By Tyler Mandell | Top Tracks: That Summer Feeling, I Was Dancing in the Lesbian Bar, Velvet Underground
It can be difficult to talk about one of your favorite albums because it can be hard to distinguish between something that’s objectively good and someone that just appeals to your personal tastes. I pose this question in relation to the album “I, Jonathan” by Jonathan Richman because it’s one of my favorite albums yet, and I wonder if it’s something I could call objectively great.
Jonathan Richman, who was the lead singer for legendary proto-punk act The Modern Lovers during the 70s, made this album in 1992 when he was in his early 40s. Yet he never once seems that age during the album, nor do any of the songs resemble something that would be contemporary for that year. It’s a relatively unambitious homage to 1960s surf music and classic rock n’ roll that has Richman writing songs about his firsthand experiences and nostalgia.
A large part of why the album works is because of Jonathan Richman himself: his work as a performer, his lyrics, and his general demeanor. His work has always had a bit of childlike naivety, with this album having him at his most earnest and least mean-spirited. For example, one of my favorite tracks on the album, “A Higher Power,” is a simple love song with a fun groove. The lyrics could come across as trite with a lesser performer, but Richman is able to make everything he says seem heartfelt and passionate.
Much of the album is contained of endlessly relistenable and catchy songs like I Was Dancing in the Lesbian Bar, the 60s beach party type track Rooming House on Venice Beach, and Velvet Underground – which has Richman singing about his favorite band (with part of the song including a brief interlude of the Velvets’ Sister Ray, complete with a hysterical Lou Reed impression). However, the heart of the album is the track “That Summer Feeling” which has Richman looking back on his earlier years with more regret and longing. It’s an incredibly bittersweet track about wanting to appreciate your youth more than you could ever, and desperately wanting to reconnect with it. There is a lyric in it that goes:
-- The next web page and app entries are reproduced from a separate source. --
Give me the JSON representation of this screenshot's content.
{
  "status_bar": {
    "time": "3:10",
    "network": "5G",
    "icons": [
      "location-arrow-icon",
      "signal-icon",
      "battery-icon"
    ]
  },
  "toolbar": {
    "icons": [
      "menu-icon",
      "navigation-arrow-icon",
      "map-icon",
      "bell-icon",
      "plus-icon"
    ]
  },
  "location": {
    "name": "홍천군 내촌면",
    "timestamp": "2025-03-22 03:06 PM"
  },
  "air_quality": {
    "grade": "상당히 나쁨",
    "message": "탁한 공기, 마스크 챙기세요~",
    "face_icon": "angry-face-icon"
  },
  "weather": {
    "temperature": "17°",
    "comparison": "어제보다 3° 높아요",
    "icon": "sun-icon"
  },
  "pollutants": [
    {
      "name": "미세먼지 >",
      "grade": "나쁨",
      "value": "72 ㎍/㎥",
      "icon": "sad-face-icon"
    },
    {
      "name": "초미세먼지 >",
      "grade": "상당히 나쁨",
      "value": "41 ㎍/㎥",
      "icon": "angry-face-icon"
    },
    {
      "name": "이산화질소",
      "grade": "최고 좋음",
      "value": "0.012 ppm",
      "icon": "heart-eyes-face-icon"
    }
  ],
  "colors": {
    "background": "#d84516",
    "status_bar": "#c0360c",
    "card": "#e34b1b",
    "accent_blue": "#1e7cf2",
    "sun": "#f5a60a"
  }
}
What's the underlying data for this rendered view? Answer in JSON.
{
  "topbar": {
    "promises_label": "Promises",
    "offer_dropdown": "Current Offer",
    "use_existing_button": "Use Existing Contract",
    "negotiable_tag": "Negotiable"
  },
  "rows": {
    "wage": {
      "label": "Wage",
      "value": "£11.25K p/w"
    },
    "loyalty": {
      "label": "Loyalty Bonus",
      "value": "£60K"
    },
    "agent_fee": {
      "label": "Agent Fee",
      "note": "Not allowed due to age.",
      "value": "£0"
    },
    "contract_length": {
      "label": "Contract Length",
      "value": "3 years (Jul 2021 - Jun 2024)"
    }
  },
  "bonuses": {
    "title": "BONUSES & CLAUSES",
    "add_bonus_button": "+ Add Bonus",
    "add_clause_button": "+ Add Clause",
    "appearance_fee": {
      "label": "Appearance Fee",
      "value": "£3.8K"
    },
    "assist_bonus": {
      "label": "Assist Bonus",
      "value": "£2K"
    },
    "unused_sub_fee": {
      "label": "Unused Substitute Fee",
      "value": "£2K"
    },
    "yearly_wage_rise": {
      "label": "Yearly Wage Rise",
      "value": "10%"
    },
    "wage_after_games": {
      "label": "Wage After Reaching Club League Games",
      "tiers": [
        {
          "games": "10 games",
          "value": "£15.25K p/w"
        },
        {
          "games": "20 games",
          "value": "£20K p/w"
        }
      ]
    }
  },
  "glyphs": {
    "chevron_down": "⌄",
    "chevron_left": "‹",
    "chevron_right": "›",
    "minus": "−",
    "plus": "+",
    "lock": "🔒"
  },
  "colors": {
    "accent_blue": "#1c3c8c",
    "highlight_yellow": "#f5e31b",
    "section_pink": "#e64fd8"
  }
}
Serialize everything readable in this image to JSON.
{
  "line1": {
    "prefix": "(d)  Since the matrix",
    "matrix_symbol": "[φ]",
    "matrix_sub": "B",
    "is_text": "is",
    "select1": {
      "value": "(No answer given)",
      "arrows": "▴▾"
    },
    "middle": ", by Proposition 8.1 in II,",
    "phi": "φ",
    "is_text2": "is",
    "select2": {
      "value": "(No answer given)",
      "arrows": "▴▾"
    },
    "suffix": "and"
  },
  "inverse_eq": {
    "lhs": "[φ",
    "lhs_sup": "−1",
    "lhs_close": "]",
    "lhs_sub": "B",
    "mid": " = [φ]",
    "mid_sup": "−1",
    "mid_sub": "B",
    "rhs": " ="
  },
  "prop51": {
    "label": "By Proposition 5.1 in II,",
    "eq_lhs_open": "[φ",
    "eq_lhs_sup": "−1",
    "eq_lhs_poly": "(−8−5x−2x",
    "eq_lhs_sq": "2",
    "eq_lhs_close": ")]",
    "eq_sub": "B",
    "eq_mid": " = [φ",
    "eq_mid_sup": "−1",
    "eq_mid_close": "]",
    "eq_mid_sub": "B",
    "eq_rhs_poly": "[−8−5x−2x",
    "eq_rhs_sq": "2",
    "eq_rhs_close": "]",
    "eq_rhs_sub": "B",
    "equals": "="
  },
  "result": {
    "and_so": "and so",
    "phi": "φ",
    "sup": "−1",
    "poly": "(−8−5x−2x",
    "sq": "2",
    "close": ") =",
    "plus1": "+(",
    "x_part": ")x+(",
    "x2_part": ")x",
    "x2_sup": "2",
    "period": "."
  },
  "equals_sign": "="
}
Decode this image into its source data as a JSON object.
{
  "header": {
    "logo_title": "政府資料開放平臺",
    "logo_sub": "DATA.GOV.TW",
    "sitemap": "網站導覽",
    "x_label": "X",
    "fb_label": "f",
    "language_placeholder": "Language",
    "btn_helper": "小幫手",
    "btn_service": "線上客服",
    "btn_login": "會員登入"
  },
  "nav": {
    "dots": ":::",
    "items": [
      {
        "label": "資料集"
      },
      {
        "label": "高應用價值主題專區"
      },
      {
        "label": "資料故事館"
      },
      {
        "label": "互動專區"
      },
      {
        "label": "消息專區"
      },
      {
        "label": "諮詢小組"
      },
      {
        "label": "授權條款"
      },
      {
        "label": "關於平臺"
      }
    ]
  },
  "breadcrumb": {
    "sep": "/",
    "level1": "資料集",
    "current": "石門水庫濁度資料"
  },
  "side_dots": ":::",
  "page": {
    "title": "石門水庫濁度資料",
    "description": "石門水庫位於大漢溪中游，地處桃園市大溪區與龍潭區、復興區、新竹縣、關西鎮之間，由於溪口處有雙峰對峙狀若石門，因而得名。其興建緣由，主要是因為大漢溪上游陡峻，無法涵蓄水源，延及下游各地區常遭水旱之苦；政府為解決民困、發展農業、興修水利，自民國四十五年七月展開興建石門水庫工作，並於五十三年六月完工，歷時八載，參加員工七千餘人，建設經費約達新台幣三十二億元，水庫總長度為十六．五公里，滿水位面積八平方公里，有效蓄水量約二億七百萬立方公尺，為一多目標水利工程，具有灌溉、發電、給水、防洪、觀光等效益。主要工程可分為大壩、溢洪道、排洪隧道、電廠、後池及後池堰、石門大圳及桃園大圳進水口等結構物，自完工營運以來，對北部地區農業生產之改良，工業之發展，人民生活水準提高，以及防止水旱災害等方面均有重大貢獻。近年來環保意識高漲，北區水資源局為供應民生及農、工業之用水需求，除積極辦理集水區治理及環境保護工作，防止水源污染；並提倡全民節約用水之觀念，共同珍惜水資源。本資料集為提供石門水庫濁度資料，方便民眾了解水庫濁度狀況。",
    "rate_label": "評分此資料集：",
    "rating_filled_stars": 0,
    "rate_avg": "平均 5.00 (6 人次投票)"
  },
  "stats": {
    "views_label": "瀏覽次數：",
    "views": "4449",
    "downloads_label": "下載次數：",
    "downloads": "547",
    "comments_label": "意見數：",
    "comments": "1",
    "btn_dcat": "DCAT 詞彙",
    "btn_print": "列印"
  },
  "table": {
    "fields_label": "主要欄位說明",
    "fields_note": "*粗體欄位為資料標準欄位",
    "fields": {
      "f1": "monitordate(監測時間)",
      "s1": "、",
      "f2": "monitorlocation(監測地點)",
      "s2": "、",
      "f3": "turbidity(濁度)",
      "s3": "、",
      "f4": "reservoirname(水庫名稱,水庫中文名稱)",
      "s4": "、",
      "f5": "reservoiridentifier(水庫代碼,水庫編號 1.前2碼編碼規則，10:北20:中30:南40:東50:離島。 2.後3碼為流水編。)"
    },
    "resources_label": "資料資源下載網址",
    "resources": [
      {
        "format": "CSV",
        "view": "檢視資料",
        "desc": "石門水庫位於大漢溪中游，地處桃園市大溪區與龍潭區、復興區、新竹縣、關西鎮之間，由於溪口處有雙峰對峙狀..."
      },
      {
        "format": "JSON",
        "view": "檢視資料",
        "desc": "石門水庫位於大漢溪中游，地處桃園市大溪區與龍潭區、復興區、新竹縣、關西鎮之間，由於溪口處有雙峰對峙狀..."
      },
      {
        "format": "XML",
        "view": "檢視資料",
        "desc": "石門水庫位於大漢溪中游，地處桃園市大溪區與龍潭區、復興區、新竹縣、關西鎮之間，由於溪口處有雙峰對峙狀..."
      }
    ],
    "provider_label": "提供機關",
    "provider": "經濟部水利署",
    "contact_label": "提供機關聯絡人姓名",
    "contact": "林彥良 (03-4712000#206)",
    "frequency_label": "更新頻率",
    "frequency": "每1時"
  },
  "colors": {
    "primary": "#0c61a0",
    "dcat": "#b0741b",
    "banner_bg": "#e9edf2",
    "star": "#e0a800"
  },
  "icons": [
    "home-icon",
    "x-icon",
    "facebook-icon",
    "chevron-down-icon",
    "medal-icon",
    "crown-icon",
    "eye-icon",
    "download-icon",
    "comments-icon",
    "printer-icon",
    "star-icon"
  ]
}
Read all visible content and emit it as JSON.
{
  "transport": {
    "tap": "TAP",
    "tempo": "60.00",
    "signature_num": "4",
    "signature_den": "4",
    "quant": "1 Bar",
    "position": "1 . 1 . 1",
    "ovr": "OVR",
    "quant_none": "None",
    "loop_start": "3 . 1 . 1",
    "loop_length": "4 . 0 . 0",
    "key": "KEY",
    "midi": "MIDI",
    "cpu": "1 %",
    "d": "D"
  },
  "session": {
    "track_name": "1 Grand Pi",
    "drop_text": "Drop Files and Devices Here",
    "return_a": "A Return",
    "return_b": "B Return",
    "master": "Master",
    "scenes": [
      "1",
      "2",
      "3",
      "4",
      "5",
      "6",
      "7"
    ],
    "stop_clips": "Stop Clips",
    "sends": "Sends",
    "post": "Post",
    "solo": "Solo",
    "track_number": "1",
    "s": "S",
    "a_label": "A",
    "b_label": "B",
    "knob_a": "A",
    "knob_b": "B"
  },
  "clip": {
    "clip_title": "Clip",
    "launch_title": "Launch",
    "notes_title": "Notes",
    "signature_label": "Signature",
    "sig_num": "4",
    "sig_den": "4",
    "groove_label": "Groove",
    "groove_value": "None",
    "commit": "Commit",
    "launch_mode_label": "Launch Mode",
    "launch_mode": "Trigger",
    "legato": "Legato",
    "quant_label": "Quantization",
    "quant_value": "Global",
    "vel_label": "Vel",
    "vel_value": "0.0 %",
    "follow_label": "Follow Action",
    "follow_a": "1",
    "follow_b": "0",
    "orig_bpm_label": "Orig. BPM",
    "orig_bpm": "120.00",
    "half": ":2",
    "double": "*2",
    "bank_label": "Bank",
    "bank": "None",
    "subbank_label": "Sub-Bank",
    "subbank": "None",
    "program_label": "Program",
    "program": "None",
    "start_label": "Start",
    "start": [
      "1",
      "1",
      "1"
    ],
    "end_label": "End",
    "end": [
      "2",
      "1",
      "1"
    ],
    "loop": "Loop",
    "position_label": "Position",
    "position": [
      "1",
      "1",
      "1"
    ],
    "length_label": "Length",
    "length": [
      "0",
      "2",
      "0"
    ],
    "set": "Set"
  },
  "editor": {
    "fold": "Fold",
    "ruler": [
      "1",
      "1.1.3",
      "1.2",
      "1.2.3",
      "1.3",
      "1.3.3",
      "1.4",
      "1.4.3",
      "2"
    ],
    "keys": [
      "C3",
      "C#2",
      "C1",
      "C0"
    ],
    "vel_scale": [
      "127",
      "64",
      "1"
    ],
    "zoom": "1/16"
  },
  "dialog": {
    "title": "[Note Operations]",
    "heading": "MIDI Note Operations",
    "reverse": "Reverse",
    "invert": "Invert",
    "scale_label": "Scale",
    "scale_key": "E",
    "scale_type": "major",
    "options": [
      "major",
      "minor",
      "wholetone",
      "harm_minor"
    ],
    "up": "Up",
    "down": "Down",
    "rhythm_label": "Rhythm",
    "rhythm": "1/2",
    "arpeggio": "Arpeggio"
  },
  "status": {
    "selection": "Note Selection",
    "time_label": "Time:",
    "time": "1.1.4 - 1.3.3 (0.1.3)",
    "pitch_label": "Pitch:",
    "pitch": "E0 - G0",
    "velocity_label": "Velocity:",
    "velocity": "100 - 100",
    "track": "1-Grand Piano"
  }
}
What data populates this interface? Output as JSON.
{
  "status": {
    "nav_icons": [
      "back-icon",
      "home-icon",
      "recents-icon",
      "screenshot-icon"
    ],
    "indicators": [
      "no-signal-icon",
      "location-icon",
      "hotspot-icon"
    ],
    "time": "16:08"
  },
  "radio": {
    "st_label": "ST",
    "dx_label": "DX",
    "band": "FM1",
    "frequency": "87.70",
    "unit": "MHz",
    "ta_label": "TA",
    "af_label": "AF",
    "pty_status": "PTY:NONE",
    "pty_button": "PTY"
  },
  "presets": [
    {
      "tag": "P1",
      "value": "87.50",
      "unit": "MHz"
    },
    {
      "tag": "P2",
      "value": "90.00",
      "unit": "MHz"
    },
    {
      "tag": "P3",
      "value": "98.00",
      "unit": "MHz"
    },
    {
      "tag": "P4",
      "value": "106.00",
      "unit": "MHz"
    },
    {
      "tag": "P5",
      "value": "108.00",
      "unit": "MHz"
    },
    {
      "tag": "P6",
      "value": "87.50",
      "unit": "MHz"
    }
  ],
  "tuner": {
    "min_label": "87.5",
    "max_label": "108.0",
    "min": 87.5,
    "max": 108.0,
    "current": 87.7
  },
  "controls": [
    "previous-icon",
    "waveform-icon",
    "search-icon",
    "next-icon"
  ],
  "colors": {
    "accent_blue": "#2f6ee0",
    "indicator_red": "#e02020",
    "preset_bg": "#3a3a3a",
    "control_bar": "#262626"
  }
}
And you boys long for some little girl that you dated
Do you long for her or for the way you were?
This line sums up the song concisely: It’s about wanting to still be naïve and free-spirited, have the comfort and safety you might not have when you’re older, and just being able to be around those that love you. “That Summer Feeling” is more mellow than any other song on the album but it works as kind of a thesis statement of the album. While Richman himself seems so much like a big kid in his music, he’s not one to ignore larger truths about himself and the experiences he’s had.
But I’m getting ahead of myself. The point is, this is really just a wonderful little pop album that I personally find impossible to dislike in any capacity. It’s sweet without being syrupy, simple without being unimaginative, and fun while still being thoughtful. I listened to it several times during winter break and I don’t see myself stopping.
You can take a listen to I, Jonathan at the Spotify link below.